A summary of noteworthy happenings on campus
Gift fuels researchCarrizo Oil & Gas
has made a $1 million commitment to establish a graduate research fellowship program to help attract top scholars from across the country. Carrizo, a Houston-based independent energy company engaged in the exploration, development and production of natural gas and oil, is UT Arlington’s partner in a campus-based natural gas development operation
. Revenue garnered through the partnership is being used to leverage private gifts to the University’s endowment. “Commitments like this will fuel technologies and create knowledge that will shape our future economy,” says Ralph Hawkins
(’73 BS), president and chief executive officer of the architecture firm HKS Inc. and chairman of UT Arlington’s Development Board.
A major minor move
Prompted by growing demand—24 new nuclear energy plants planned in the United States, six of them in Texas—the College of Engineering launched a minor in nuclear engineering
last fall. The inaugural courses, taught by engineering faculty Ratan Kumar
and Rasool Kenarangui
, initially drew 30 students but were expanded to accommodate 35. UT Austin administrators and government and nuclear industry officials all encouraged UT Arlington to initiate the program. UT Austin and Texas A&M are the only Texas universities offering nuclear engineering majors.
Teaching teachers to teach
UT Arlington history
professors are showing area middle and high school teachers how to teach American history more effectively. Thanks to a five-year U.S. Department of Education grant worth nearly $1 million, 50 selected Dallas teachers can attend monthly workshops, participate in a summer institute and take field trips with history faculty, along the way learning how to deal with content, interpretation and methodology. History Professor Marvin Dulaney
and Dallas school district Social Studies Director Robert Edison
secured the funding.
Promoting Ph.D. production
The U.S. Department of Education has awarded more than $1.4 million in grants to the Mathematics
and Computer Science Engineering
departments to help qualified graduate students earn their doctoral degrees. Each Graduate Assistance in Areas of National Need grant can potentially benefit 20 students in the three fields over the next three years. College of Engineering Assistant Dean Carter Tiernan
says underrepresented and economically disadvantaged groups should benefit from the need-based fellowships. The program is expected to impact the quality of doctoral students and the number of doctoral degrees awarded annually.
Stick around, students
The College of Engineering
and the College of Science
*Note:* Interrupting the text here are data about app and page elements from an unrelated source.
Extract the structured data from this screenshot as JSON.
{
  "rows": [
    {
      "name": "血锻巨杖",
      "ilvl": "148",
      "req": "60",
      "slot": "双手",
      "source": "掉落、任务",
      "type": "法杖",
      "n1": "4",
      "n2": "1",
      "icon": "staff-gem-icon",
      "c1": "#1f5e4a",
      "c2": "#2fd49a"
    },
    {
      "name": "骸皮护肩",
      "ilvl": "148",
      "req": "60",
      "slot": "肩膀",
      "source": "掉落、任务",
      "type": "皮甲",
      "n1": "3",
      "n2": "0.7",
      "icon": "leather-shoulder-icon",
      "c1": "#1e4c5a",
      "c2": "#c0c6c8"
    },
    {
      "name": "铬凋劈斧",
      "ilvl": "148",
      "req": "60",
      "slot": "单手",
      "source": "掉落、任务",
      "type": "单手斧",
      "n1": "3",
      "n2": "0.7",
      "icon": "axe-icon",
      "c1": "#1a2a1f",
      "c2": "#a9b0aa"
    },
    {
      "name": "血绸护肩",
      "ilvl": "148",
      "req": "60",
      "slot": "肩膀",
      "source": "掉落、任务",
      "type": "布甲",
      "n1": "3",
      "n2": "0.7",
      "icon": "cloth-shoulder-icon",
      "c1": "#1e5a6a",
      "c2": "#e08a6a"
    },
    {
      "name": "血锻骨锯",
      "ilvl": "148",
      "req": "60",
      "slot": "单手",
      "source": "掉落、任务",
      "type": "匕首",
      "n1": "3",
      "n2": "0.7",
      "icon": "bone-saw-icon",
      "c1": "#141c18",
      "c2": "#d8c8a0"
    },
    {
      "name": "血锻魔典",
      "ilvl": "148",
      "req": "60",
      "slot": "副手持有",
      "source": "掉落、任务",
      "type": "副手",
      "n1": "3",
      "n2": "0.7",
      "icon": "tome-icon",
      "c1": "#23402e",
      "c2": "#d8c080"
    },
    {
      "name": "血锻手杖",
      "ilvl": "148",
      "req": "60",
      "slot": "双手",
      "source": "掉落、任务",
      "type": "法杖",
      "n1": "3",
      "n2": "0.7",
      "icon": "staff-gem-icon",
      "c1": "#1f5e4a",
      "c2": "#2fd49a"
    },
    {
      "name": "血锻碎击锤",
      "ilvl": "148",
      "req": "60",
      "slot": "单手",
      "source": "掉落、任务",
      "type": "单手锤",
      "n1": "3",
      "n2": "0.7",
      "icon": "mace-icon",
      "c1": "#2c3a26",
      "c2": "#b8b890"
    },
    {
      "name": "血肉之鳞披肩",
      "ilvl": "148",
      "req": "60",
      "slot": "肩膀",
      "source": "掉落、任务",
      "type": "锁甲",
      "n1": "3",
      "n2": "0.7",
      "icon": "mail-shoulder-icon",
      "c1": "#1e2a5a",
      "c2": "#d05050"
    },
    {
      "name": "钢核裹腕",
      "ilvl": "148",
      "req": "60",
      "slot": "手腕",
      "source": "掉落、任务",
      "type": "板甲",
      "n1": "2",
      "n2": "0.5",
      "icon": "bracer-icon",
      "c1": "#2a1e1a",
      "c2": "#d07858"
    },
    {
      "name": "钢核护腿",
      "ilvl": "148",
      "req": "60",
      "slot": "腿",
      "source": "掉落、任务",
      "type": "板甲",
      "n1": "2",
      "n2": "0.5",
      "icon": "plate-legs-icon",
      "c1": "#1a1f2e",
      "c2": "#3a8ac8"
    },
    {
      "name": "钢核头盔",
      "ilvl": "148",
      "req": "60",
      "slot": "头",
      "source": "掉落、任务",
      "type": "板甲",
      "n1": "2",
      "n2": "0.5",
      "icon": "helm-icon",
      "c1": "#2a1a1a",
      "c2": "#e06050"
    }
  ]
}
received nearly $2 million from the National Science Foundation to develop an interdisciplinary program to boost retention of first- and second-year students. Students in science, technology, engineering and mathematics (STEM) often are unprepared for the rigor of their courses and drop out at a higher rate than other disciplines. Called Arlington Undergraduate Research-based Achievement for STEM, the program hopes to increase students’ desire to pursue graduate degrees by providing peer mentors, modified class structures and opportunities to become paid research assistants. The program is expected to boost retention by 15 percent during the five-year exploratory effort.